This is a discussion on static variables confusion within the C Programming forums, part of the General Programming Boards category; static.h: Code: static int t = 4; static.c: Code: #include <stdio.h> #include <stdlib.h> #include "static.h" /*int t=7; Does not work ...

  1. #1
    UT2004 Addict Kleid-0's Avatar
    Join Date
    Dec 2004
    Posts
    656

    static variables confusion
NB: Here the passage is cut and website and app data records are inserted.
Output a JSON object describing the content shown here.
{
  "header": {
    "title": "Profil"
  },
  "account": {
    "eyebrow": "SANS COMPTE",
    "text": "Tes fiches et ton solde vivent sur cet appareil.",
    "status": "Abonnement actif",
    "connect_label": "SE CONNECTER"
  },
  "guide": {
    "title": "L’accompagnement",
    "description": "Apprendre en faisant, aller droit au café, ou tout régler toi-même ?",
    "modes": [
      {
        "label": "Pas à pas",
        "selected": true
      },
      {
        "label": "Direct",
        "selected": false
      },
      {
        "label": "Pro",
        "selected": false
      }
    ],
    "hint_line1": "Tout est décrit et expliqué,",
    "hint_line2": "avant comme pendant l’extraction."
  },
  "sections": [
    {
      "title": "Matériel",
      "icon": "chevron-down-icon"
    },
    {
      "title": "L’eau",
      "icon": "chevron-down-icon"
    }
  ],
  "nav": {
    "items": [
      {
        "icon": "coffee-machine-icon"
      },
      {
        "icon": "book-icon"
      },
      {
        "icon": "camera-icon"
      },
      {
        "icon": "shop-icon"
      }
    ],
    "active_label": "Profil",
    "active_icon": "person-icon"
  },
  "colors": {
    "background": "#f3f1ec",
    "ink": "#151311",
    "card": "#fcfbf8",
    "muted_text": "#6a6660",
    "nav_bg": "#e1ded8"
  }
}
    static.h:
    Code:
    static int t = 4;
    static.c:
    Code:
    #include <stdio.h>
    #include <stdlib.h>
    #include "static.h"
    
    /*int t=7; Does not work */
    int main(void) {
    	printf("%i\n", t);
    	return 0;
    }
    static2.c
    Code:
    int t=6;
    Shouldn't there be an error when compiling like this:
    Code:
    gcc static.c static2.c
    Because there should be conflicts with the 2 t integers.

    The output is 4

  2. #2
    & the hat of GPL slaying Thantos's Avatar
    Join Date
    Sep 2001
    Posts
    5,681
    using static on a global object (be it a variable or a function) means to only link internally.

  3. #3
    and the hat of wrongness Salem's Avatar
    Join Date
    Aug 2001
    Location
    The edge of the known universe
    Posts
    32,532
    Seems OK to me, as far as it goes.

    Of course, the real problem would arise when you tried to access the t in static2.c from within static.c
    If you dance barefoot on the broken glass of undefined behaviour, you've got to expect the occasional cut.
    If at first you don't succeed, try writing your phone number on the exam paper.
    I support http://www.ukip.org/ as the first necessary step to a free Europe.

  4. #4
    UT2004 Addict Kleid-0's Avatar
    Join Date
    Dec 2004
    Posts
    656
    Ok, well I'll just try to be careful with what variables I choose to be static for the .c/.h duo files. I just needed to make sure it wasn't a concept I missed or something like that.

  5. #5
    and the hat of wrongness Salem's Avatar
    Join Date
    Aug 2001
    Location
    The edge of the known universe
    Posts
    32,532
    Well I wouldn't normally initialise statics inside header files for starters.

    That kinda limits including that header file in ONE .c file, which is of limited use (though not entirely useless).
    If you dance barefoot on the broken glass of undefined behaviour, you've got to expect the occasional cut.
    If at first you don't succeed, try writing your phone number on the exam paper.
    I support http://www.ukip.org/ as the first necessary step to a free Europe.

  6. #6
    UT2004 Addict Kleid-0's Avatar
    Join Date
    Dec 2004
    Posts
    656
    Header files have:
    -prototypes for functions
    -All global variables (?)
    -All #define macros (?)

    C Files:
    -Fill up the functions
    -Fill up the variables

    Am I going ok here? As standard philosophy for C programming, am I going in the right direction as far as programming structure?

  7. #7
    Code Goddess Prelude's Avatar
    Join Date
    Sep 2001
    Posts
    9,796
    >Am I going ok here?
    Looks okay to me. Of course, how you structure your modules would be dependent on the application, but for the general case your list is fine.
    My best code is written with the delete key.

Popular pages Recent additions subscribe to a feed

Similar Threads

  1. Replies: 23
    Last Post: 07-09-2007, 04:49 AM
  2. Static variables + Initialisation
    By kris.c in forum C Programming
    Replies: 2
    Last Post: 07-08-2007, 02:16 AM
  3. Static variables
    By ashughs in forum C++ Programming
    Replies: 3
    Last Post: 10-26-2006, 09:21 AM
  4. static variables
    By swgh in forum C++ Programming
    Replies: 2
    Last Post: 08-28-2006, 06:35 AM
  5. Replies: 5
    Last Post: 11-19-2002, 06:49 PM

1 2 3 4 5 6 7 8 9 10 11 12 13 14 15 16 17 18 19 20 21